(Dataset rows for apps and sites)
-=-=-=-=-
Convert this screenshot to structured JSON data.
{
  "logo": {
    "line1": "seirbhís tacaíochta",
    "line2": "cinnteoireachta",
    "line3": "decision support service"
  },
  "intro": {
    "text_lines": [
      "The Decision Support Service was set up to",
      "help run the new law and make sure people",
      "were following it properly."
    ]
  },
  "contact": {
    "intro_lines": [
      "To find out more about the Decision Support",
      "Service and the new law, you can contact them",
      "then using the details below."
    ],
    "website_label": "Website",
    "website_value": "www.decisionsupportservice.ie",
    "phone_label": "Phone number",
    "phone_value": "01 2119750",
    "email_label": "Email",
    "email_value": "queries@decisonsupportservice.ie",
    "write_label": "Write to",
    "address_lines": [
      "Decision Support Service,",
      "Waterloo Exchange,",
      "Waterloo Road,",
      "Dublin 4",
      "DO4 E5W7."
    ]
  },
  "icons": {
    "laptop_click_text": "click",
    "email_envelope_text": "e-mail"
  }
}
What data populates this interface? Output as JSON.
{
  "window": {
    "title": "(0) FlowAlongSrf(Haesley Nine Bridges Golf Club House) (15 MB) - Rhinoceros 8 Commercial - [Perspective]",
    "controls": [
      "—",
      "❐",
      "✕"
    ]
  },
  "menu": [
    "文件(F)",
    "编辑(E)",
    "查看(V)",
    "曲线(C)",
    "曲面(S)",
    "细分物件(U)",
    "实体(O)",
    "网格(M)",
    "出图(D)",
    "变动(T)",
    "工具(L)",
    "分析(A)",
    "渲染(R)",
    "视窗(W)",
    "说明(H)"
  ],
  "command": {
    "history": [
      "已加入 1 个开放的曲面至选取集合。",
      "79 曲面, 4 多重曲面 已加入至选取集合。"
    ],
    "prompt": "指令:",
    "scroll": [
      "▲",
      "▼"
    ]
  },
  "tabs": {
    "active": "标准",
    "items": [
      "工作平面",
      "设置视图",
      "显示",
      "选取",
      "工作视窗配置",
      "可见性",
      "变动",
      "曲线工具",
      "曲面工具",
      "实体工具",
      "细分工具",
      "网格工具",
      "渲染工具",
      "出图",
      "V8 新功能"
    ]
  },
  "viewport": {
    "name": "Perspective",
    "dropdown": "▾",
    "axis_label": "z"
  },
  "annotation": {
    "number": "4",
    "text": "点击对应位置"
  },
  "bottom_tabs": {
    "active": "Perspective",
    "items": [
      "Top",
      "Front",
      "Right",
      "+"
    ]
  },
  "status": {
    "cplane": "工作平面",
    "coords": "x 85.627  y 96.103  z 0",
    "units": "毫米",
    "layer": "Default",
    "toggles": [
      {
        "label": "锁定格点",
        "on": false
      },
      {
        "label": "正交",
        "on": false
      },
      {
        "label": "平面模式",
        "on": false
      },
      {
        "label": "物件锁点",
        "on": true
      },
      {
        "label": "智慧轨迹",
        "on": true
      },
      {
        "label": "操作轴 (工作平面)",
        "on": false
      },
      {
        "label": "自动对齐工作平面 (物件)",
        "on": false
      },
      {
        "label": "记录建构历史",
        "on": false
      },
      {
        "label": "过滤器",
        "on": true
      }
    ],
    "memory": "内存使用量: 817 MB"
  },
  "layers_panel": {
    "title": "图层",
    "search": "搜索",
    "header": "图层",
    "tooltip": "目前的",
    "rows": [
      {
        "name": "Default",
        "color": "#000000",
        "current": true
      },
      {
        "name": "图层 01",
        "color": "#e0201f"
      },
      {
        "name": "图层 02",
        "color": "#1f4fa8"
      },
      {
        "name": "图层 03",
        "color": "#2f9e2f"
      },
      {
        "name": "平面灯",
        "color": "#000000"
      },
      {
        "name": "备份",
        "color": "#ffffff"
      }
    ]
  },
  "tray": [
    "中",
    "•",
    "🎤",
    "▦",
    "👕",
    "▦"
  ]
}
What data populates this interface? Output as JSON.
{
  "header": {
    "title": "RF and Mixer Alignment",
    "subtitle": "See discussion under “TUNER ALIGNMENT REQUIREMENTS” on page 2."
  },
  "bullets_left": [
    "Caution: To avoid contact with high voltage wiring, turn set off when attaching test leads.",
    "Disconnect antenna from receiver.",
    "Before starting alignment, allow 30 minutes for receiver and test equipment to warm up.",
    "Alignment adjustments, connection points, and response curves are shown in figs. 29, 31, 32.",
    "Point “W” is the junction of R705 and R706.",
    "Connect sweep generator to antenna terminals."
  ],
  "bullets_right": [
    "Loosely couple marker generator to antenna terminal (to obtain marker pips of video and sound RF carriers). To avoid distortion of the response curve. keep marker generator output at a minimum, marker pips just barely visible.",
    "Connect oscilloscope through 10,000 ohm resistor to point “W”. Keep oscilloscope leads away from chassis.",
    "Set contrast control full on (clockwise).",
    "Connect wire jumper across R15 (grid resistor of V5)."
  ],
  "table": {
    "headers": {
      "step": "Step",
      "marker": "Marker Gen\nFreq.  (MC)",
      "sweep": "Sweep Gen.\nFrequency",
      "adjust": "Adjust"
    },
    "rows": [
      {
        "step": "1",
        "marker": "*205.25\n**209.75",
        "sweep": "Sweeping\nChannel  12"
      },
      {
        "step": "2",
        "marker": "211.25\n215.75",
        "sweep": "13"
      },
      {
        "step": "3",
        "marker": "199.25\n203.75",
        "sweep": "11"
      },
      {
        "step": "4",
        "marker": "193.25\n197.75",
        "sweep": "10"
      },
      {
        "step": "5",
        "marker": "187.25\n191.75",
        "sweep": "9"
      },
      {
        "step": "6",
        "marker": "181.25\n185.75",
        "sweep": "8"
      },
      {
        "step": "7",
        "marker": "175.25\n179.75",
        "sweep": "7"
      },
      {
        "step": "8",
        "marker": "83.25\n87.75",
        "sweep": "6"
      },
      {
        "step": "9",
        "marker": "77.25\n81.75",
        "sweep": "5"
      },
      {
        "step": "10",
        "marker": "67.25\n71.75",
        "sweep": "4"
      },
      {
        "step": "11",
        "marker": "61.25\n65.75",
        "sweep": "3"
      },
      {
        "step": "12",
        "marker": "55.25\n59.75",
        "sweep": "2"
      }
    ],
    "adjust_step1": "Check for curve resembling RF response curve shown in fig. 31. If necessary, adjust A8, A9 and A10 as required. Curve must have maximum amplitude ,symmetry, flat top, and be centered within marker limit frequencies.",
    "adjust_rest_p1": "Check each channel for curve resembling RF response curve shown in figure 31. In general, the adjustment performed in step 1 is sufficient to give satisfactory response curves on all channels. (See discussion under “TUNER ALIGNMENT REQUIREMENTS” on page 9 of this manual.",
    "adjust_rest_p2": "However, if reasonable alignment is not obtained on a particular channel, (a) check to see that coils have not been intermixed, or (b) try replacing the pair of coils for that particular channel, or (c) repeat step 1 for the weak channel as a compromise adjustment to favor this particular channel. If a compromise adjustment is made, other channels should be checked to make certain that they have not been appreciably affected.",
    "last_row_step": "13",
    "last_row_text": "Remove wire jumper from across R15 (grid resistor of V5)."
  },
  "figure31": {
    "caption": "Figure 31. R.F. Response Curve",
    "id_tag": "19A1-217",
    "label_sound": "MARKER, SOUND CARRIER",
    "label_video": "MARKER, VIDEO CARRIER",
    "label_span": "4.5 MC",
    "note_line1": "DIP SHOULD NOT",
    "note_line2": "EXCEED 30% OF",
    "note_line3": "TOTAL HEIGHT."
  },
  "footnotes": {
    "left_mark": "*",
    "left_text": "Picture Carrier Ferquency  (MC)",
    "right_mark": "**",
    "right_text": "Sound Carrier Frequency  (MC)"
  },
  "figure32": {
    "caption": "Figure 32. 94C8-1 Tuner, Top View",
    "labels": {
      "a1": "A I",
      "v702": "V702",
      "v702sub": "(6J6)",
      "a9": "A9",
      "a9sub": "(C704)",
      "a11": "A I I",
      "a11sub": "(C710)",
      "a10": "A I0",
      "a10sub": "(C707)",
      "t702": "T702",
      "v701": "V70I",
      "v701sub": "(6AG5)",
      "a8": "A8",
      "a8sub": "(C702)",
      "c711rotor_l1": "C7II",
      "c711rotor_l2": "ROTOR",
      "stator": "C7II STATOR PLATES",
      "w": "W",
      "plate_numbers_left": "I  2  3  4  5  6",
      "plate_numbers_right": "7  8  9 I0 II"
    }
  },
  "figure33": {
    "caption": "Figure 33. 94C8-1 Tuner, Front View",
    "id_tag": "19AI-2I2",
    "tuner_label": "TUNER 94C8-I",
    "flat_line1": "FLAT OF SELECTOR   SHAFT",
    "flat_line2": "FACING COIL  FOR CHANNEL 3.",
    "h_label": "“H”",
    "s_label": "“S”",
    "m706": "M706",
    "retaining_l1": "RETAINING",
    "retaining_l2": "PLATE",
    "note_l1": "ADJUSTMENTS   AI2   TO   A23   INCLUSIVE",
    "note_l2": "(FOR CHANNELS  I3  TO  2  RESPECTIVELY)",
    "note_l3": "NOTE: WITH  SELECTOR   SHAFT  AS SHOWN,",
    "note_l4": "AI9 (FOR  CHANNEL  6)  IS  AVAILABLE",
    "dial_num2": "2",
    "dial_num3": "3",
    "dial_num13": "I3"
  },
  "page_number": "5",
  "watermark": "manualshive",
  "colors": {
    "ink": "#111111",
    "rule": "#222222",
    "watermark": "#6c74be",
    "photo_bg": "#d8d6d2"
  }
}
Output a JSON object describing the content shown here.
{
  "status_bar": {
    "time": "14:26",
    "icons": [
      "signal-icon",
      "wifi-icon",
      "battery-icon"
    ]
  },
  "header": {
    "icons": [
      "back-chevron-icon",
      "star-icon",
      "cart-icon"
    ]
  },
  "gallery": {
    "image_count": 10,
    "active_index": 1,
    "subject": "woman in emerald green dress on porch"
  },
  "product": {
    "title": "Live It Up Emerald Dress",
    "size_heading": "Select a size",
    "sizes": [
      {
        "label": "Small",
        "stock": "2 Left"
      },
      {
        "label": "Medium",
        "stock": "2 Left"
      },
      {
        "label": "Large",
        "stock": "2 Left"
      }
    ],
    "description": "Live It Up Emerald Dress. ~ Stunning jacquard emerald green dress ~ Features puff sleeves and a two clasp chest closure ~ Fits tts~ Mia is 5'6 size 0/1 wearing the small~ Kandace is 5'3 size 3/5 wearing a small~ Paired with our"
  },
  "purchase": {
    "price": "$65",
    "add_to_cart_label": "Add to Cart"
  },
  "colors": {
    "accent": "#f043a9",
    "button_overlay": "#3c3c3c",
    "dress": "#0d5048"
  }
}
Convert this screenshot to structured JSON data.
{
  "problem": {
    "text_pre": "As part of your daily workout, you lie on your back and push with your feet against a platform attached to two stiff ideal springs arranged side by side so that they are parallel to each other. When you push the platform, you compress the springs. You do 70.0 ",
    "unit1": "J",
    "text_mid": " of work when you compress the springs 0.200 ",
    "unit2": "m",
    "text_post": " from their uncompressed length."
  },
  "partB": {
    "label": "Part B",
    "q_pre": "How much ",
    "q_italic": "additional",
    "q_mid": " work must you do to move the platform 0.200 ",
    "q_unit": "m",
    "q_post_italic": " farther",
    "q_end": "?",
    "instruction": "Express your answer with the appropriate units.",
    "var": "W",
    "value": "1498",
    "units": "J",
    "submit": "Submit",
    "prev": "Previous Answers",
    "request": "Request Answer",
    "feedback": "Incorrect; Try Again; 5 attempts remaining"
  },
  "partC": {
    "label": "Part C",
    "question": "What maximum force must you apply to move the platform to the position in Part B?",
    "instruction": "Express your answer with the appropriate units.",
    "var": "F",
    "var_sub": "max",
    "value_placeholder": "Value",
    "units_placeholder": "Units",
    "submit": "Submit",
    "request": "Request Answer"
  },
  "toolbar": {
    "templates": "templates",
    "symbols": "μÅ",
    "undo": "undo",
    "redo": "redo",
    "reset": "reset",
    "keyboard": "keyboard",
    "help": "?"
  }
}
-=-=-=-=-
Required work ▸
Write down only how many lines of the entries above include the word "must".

Response area ▸
3